Among the entries that follow, find every line with the word "Glutkapelle" and list it.

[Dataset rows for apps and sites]
____
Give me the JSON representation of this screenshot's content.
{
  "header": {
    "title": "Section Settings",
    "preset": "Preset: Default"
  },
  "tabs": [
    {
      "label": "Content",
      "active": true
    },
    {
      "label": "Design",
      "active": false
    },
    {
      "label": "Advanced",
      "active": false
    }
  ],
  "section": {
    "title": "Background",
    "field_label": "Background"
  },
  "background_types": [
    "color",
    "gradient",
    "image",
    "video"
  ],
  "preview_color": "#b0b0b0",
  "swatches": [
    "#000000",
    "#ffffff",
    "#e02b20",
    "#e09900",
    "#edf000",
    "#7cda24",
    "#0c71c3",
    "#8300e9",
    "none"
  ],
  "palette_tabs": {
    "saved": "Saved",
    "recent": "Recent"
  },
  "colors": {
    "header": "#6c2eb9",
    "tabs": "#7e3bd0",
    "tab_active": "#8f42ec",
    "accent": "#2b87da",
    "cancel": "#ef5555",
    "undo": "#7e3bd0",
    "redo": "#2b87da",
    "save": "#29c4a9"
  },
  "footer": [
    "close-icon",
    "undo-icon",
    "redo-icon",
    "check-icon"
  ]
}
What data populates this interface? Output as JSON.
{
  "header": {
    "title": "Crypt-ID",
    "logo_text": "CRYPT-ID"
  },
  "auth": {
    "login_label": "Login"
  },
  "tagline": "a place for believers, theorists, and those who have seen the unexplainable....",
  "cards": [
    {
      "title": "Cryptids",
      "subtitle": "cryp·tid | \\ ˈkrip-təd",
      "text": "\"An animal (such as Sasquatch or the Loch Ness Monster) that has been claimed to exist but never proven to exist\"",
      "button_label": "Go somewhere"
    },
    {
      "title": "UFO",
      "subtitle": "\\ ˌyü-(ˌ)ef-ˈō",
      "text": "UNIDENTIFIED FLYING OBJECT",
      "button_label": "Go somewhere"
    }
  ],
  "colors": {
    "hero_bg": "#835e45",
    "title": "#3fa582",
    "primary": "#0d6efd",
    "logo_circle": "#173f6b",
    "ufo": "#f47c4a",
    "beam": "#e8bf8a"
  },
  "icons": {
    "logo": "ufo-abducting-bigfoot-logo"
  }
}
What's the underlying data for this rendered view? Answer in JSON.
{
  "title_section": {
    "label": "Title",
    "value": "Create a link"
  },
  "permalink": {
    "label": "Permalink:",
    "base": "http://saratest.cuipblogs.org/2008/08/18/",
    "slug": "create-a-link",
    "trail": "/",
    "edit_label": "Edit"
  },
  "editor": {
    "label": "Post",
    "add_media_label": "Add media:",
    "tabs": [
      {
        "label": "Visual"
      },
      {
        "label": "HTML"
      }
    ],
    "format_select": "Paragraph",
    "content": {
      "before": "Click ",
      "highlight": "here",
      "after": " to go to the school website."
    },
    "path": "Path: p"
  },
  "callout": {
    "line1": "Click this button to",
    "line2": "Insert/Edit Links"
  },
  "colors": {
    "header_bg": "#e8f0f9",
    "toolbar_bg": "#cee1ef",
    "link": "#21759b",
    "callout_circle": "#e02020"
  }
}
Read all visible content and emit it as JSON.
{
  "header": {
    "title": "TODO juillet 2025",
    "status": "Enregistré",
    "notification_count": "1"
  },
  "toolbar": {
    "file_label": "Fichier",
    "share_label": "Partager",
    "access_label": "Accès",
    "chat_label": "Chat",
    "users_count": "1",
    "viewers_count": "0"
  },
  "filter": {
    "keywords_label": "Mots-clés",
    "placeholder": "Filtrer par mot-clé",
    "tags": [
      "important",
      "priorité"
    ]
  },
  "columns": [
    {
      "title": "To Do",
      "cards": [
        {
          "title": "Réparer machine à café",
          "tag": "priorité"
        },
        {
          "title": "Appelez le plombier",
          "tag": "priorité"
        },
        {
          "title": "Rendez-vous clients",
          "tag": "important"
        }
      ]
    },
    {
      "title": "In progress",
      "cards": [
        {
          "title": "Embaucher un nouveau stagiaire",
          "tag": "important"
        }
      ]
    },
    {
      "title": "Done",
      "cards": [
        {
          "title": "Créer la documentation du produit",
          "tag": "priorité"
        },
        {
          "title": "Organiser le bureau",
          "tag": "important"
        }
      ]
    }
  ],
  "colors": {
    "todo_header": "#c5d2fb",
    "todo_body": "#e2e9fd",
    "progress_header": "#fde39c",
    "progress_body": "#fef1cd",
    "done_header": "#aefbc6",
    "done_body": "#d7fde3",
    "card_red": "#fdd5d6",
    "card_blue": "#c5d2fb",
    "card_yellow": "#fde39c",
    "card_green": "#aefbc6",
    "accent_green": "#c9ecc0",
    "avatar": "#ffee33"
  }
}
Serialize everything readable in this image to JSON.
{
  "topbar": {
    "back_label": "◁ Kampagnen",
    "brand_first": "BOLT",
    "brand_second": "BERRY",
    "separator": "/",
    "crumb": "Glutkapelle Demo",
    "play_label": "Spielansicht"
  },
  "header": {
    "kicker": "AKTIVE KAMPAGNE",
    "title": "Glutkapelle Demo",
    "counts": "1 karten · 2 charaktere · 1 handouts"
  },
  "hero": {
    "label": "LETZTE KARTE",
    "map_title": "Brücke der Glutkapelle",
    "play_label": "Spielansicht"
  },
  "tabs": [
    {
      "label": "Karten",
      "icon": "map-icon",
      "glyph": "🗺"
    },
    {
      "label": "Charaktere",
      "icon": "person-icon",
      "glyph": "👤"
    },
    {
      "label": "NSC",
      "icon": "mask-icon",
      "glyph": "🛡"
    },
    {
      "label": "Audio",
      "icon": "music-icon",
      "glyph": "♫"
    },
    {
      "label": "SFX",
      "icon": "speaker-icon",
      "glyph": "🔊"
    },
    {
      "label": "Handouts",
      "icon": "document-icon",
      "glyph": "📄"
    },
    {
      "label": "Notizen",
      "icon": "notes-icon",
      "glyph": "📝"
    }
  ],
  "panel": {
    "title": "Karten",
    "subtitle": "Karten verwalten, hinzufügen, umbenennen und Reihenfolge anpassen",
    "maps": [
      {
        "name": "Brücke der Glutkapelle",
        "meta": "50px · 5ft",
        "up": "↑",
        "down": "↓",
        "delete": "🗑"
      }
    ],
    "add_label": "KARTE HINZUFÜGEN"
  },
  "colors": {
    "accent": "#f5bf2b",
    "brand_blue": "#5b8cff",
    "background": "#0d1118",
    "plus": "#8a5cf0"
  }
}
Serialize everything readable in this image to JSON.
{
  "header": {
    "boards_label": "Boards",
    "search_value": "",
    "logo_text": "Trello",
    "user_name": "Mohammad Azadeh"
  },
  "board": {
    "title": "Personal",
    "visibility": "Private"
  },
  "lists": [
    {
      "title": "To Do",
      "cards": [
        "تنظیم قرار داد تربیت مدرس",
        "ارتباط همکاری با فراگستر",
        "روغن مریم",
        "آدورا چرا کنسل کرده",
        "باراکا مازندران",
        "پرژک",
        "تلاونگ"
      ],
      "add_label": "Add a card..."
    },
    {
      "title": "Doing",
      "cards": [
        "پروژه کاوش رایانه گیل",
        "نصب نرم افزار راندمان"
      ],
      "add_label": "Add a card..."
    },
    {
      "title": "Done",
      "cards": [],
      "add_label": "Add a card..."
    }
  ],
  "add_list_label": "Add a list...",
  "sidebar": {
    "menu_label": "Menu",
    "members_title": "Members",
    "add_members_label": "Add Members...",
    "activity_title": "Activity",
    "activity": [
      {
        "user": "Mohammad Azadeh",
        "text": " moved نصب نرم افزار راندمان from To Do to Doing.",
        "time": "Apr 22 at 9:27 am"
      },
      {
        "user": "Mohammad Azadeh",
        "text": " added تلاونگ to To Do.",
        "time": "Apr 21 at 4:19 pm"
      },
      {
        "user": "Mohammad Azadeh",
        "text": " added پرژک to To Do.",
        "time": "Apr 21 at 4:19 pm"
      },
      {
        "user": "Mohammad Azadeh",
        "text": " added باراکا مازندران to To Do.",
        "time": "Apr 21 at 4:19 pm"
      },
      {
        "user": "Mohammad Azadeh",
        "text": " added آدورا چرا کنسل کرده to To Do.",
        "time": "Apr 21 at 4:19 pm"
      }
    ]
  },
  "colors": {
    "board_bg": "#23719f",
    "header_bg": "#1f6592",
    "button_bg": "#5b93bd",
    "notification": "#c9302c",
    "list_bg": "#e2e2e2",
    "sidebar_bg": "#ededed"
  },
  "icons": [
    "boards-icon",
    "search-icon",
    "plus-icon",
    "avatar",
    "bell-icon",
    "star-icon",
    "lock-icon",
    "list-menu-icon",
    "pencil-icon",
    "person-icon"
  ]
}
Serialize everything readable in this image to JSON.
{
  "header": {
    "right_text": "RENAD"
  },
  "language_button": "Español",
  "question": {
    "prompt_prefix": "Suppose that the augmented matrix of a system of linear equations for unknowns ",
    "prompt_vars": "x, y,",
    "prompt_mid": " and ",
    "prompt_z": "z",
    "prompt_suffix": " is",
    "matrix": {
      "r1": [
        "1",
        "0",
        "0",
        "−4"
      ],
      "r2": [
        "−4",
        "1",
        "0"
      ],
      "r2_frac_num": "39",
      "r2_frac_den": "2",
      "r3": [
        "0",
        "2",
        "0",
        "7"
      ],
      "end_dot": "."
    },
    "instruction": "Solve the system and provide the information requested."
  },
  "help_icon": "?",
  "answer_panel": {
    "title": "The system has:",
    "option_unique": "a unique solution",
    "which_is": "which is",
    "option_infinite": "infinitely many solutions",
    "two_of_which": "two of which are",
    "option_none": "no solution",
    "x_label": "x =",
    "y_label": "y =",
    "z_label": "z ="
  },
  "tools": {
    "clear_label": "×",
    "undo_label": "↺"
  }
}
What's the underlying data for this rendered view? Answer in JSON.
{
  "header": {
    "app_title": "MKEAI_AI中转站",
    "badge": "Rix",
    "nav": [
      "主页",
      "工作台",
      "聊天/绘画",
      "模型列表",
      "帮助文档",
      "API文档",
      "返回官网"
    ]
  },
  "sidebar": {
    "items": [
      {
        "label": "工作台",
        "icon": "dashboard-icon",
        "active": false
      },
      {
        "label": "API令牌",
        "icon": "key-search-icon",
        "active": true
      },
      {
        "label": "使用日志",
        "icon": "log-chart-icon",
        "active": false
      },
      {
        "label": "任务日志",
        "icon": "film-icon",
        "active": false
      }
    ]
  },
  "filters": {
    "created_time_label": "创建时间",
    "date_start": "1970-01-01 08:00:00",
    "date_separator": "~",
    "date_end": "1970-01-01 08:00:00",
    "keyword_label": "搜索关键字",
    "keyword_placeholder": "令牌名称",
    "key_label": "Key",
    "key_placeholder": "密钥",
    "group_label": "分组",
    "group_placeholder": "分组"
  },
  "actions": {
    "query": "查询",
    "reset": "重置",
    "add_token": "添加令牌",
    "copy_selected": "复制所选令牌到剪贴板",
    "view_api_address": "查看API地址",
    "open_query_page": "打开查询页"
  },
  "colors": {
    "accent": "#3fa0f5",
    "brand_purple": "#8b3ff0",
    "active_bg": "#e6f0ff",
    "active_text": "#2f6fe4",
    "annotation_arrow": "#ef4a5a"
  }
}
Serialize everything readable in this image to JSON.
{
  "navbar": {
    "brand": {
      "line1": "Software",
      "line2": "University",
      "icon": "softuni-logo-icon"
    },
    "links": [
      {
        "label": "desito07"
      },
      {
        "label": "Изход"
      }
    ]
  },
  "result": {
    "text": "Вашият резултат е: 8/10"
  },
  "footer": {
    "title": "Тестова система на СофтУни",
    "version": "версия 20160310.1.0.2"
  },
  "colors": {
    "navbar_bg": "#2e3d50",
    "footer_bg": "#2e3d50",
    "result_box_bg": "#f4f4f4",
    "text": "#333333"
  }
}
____
TASK RESPONSE
    "crumb": "Glutkapelle Demo",
    "title": "Glutkapelle Demo",
    "map_title": "Brücke der Glutkapelle",
        "name": "Brücke der Glutkapelle",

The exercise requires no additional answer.